The amount of applications for unmanned aerial vehicles has continued to expand with the addition of marine conservation.
Drones are changing the face of turtle research and conservation, a new study from the University of Exeter has revealed.
By providing new ways to track turtles over large areas and in hard-to-reach locations, the drones have quickly become a key resource for scientists.
The research also found that drone footage can boost public interest and involvement in turtle conservation.
“Drones are increasingly being used to gather data in greater detail and across wider areas than ever before,” said Dr Alan Rees, of the Centre for Ecology and Conservation on the University of Exeter’s Penryn Campus in Cornwall.
“Satellite systems and aircraft transformed turtle conservation, but drones offer cheaper and often better ways to gather information.
“We are learning more about their behaviour and movements at sea, and drones also give us new avenues for anti-poaching efforts.”

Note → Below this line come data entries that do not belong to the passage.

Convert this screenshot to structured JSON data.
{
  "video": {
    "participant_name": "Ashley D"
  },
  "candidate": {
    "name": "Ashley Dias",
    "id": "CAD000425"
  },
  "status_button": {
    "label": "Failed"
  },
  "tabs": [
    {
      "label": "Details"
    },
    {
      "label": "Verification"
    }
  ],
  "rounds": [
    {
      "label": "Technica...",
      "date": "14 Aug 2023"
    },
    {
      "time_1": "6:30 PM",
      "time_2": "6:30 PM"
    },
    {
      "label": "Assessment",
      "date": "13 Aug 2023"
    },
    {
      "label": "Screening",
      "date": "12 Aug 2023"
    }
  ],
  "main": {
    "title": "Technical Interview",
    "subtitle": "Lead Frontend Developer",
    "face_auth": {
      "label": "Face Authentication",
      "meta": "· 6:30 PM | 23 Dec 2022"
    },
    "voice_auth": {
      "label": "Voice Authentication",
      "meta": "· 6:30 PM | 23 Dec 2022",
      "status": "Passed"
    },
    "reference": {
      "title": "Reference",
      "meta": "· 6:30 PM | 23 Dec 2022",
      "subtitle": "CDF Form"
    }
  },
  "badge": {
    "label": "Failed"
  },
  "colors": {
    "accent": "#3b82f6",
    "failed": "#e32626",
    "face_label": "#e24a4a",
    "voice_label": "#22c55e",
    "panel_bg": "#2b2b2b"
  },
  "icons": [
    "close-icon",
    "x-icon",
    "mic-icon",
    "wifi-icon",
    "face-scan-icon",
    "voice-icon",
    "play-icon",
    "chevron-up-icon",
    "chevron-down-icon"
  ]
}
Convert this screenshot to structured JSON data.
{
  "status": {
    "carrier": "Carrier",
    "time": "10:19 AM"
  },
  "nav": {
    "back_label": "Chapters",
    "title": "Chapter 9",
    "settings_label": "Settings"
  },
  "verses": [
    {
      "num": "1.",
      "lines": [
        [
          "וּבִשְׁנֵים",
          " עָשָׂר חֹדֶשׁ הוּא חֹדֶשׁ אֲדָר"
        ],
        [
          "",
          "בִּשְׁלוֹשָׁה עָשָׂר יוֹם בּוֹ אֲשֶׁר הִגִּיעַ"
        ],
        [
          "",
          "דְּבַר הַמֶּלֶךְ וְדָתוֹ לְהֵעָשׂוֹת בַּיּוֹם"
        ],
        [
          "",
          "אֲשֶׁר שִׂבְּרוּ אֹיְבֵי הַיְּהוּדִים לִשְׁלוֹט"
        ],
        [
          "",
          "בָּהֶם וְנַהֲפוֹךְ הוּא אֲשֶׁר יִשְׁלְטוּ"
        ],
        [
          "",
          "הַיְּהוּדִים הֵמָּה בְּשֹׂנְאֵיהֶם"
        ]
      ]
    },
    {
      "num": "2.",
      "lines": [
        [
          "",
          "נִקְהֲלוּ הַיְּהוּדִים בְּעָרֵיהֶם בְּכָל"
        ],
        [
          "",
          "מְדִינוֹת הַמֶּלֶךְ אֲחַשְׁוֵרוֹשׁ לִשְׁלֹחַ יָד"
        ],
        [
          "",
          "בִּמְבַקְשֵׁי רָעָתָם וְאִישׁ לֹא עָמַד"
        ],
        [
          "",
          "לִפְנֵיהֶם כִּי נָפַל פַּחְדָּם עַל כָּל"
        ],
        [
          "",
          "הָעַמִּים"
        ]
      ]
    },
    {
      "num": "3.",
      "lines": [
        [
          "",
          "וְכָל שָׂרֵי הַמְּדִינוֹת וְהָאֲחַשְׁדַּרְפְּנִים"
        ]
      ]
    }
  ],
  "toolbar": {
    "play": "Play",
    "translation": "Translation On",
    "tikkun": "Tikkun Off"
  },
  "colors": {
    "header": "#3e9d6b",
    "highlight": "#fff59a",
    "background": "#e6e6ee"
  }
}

The paper warns that, despite the benefits, drones cannot fully replace ground work and surveys and that more research is required to understand if and how turtles perceive drones during flight, and whether this has an impact on them.